Saki – The Cobweb Brian W. Aldiss – Faceless Card Cynthia Asquith – The Playfellow M. R. James – Lost Hearts Theodore Sturgeon – Thunder And Roses Ambrose Bierce – An Occurrence at Owl Creek Bridge Christopher Evans & Jackie Wilson – The Dreams of the Computer May Sinclair – Where Their Fire Is Not Quenched Perry A. Chapdelaine – Breathe! Breathe! Oh God, How I Would Breathe! J. G. Ballard – The Dead Astronaut Lady Eleanor Smith – No Ships Pass Giles Gordon – The Line-up on the Shore Alex Hamilton – Below the Shadow John Sladek – Anxietal Register B
Thanks to Steve for contents list and Rog Pile for the cover scan!
From the first, I set myself against "literature"; the story was the thing, and no amount of style could persuade me to select a story that lacked genuine, unadulterated horror. For those who wanted something high-brow there was plenty.

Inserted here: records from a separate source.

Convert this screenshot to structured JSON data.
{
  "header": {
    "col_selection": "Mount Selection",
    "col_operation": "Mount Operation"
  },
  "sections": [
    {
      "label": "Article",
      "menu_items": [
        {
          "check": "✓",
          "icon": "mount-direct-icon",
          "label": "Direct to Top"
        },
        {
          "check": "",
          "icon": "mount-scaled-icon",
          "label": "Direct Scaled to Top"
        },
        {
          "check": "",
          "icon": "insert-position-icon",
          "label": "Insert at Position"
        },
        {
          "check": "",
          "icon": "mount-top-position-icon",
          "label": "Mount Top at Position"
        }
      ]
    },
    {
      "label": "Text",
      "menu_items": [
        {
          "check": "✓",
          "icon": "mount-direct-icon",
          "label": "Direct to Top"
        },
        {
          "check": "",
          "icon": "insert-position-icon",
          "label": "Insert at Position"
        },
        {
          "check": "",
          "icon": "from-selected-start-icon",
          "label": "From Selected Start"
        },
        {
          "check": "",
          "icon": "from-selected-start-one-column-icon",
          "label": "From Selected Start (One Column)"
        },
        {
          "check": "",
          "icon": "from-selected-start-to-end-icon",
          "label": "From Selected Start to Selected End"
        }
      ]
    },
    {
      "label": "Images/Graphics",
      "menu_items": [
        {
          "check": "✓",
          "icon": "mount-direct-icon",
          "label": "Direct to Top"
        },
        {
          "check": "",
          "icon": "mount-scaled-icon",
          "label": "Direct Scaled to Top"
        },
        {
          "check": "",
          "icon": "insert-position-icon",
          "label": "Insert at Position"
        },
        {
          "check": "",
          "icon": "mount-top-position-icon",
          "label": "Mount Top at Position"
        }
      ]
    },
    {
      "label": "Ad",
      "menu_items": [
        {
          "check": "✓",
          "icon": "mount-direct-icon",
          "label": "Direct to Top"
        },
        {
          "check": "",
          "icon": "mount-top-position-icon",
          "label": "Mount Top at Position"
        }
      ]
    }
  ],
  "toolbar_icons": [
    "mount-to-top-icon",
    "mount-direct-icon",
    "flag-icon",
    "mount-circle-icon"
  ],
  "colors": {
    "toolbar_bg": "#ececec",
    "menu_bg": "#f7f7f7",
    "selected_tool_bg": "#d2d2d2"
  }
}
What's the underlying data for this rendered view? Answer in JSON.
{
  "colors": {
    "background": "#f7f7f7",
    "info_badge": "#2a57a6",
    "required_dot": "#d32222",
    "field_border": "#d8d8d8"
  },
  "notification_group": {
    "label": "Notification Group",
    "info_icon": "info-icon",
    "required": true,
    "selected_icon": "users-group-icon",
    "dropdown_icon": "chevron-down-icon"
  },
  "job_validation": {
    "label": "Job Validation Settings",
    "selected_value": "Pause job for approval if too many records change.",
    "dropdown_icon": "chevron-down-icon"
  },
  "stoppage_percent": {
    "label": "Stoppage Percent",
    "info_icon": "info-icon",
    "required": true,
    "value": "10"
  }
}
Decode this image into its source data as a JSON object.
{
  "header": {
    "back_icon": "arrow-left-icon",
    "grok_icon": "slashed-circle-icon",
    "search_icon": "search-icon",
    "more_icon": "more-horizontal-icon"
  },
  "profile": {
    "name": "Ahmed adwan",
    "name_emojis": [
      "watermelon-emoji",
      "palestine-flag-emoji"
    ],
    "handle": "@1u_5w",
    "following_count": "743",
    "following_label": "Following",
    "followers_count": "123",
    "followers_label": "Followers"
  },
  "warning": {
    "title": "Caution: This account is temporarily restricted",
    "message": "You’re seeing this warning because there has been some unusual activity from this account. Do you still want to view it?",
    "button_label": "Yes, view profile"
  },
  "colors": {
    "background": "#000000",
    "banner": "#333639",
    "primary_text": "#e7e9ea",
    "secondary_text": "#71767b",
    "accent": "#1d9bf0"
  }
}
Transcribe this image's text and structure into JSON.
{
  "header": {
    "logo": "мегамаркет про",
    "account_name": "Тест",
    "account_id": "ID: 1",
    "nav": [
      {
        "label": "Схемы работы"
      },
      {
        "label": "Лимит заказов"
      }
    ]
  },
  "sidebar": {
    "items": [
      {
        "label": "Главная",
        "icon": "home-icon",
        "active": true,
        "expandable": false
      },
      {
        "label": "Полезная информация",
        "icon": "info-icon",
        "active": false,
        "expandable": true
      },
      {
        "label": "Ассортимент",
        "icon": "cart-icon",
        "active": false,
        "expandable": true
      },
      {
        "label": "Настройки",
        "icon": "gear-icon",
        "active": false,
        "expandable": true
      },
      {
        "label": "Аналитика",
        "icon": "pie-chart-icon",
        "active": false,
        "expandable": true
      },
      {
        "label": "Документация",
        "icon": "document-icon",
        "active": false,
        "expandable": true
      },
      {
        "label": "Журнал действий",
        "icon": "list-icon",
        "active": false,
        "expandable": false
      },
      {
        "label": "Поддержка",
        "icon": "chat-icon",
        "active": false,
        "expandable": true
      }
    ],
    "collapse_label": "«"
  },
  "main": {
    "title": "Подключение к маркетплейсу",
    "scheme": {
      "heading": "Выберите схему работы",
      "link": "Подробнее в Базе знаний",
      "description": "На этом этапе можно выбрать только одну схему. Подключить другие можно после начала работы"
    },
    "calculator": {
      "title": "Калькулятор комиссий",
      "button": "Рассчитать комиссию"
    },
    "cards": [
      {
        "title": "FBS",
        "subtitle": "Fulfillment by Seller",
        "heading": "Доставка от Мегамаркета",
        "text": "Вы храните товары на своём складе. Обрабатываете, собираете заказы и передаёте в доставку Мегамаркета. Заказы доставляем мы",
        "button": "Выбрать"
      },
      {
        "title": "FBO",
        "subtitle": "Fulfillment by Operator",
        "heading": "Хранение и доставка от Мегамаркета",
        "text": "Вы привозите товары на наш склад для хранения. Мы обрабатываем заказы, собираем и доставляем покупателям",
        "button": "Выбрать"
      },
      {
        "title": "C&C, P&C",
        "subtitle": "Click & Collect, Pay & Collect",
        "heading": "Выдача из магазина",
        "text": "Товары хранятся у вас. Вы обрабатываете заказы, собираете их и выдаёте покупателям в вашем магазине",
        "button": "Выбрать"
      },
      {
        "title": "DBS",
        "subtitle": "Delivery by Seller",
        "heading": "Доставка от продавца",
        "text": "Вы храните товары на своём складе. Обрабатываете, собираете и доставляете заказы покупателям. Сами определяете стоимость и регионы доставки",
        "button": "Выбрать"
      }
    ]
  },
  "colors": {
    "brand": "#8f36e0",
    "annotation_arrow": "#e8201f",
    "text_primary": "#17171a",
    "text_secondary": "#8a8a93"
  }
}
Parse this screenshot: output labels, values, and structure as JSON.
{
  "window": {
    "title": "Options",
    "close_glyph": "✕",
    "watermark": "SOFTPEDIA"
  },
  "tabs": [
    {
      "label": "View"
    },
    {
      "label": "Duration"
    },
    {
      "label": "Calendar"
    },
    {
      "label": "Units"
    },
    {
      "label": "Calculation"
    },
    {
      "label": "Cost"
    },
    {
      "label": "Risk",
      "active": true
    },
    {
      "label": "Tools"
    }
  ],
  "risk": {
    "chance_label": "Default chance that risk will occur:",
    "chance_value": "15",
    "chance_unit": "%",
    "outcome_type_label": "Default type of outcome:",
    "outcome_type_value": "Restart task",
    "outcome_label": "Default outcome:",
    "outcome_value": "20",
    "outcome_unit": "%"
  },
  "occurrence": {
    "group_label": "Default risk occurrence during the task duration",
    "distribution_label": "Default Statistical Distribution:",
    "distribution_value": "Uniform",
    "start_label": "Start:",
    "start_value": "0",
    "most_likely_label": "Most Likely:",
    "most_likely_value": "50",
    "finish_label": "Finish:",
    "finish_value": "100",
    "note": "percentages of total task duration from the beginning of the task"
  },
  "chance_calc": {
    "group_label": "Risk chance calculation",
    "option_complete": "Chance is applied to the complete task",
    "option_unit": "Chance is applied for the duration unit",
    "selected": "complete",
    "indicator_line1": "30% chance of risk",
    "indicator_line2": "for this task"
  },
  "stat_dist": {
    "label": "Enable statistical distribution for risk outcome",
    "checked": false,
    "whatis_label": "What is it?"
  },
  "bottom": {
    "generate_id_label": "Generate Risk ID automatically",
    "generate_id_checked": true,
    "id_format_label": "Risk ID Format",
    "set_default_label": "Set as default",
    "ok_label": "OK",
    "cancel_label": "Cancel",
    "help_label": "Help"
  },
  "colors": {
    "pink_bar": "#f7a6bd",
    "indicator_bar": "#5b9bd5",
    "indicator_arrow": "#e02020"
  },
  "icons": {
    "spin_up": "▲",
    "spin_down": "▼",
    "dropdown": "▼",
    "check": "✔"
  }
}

I had to read MaB for a project (even if the translation had to omit a few stories for length). I was quite surprised. While a lot of the anthologies of the time were at best okay to meh, this transmitted the same vibe like Langdon Jones' The New S.F. or Judith Merrill's England Swings.
The contrast between the old ghost-stories and the then contemporary tales of madness was unique and thought-provoking. Contributions like Silent Snow, Secret Snow by Aiken or the chilling Back to the beginning by Connell were so far removed from the usual Weird Tales reprint in terms of literary quality and content.
And I was astonished how frightfully actual and on the chin Ballard's The Watch-Towers still is. I read quite a few of his stories and they often filled me with unease, but this was a minor revelation and a sad testament how far SF has fallen in terms of quality and relevance. It really doesn't matter if there are towers hanging in the sky monitoring every move - or maybe not - and everybody is just studying the ground or faceless corporations tracking every move on your smartphone after politly asking your permission.
But the story which I strangely have a hard time to forget is E.F.Benson's Caterpillars. The setting seems like a fairy-tale today, were there really ever such stinking rich, snobbish bachelors traveling to Italy in the summer, playing tennis or golf and conversing with artists without a care in the world? But after too many Poirot adaptions on the screen I like the setting and the idea, and Benson delivered an unforgettable gruesome image. Are the caterpillars already on the way for me or you?
Evans put a lot of thought in this and for once this kind of high concept worked. (At least for me.) It is a testament of the cultural climate at the end of the sixties when people were receptive for new ideas.